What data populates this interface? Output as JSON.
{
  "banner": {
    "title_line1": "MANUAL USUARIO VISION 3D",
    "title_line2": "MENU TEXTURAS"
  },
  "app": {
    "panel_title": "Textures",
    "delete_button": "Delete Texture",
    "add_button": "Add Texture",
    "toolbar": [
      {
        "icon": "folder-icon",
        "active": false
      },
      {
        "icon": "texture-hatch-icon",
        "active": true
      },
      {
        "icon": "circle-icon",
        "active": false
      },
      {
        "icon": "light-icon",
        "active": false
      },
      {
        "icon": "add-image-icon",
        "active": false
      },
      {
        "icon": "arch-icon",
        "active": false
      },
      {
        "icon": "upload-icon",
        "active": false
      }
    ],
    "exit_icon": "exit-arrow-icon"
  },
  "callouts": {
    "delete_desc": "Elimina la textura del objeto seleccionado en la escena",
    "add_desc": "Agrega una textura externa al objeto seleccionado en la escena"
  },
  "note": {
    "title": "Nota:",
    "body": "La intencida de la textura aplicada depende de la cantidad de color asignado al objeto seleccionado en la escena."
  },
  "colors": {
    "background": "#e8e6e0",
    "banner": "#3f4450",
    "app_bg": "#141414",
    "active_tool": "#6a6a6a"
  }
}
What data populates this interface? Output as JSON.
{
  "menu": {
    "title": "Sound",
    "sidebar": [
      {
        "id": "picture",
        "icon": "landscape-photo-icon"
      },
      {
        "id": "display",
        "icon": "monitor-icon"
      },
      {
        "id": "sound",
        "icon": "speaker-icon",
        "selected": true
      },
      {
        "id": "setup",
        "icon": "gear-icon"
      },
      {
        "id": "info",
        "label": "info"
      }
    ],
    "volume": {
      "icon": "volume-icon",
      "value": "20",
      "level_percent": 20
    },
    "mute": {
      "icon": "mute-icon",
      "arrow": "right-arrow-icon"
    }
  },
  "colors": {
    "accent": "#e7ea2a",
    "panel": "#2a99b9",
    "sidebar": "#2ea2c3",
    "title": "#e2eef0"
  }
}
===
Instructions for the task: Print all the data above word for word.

Expected answer:
What data populates this interface? Output as JSON.
{
  "banner": {
    "title_line1": "MANUAL USUARIO VISION 3D",
    "title_line2": "MENU TEXTURAS"
  },
  "app": {
    "panel_title": "Textures",
    "delete_button": "Delete Texture",
    "add_button": "Add Texture",
    "toolbar": [
      {
        "icon": "folder-icon",
        "active": false
      },
      {
        "icon": "texture-hatch-icon",
        "active": true
      },
      {
        "icon": "circle-icon",
        "active": false
      },
      {
        "icon": "light-icon",
        "active": false
      },
      {
        "icon": "add-image-icon",
        "active": false
      },
      {
        "icon": "arch-icon",
        "active": false
      },
      {
        "icon": "upload-icon",
        "active": false
      }
    ],
    "exit_icon": "exit-arrow-icon"
  },
  "callouts": {
    "delete_desc": "Elimina la textura del objeto seleccionado en la escena",
    "add_desc": "Agrega una textura externa al objeto seleccionado en la escena"
  },
  "note": {
    "title": "Nota:",
    "body": "La intencida de la textura aplicada depende de la cantidad de color asignado al objeto seleccionado en la escena."
  },
  "colors": {
    "background": "#e8e6e0",
    "banner": "#3f4450",
    "app_bg": "#141414",
    "active_tool": "#6a6a6a"
  }
}
What data populates this interface? Output as JSON.
{
  "menu": {
    "title": "Sound",
    "sidebar": [
      {
        "id": "picture",
        "icon": "landscape-photo-icon"
      },
      {
        "id": "display",
        "icon": "monitor-icon"
      },
      {
        "id": "sound",
        "icon": "speaker-icon",
        "selected": true
      },
      {
        "id": "setup",
        "icon": "gear-icon"
      },
      {
        "id": "info",
        "label": "info"
      }
    ],
    "volume": {
      "icon": "volume-icon",
      "value": "20",
      "level_percent": 20
    },
    "mute": {
      "icon": "mute-icon",
      "arrow": "right-arrow-icon"
    }
  },
  "colors": {
    "accent": "#e7ea2a",
    "panel": "#2a99b9",
    "sidebar": "#2ea2c3",
    "title": "#e2eef0"
  }
}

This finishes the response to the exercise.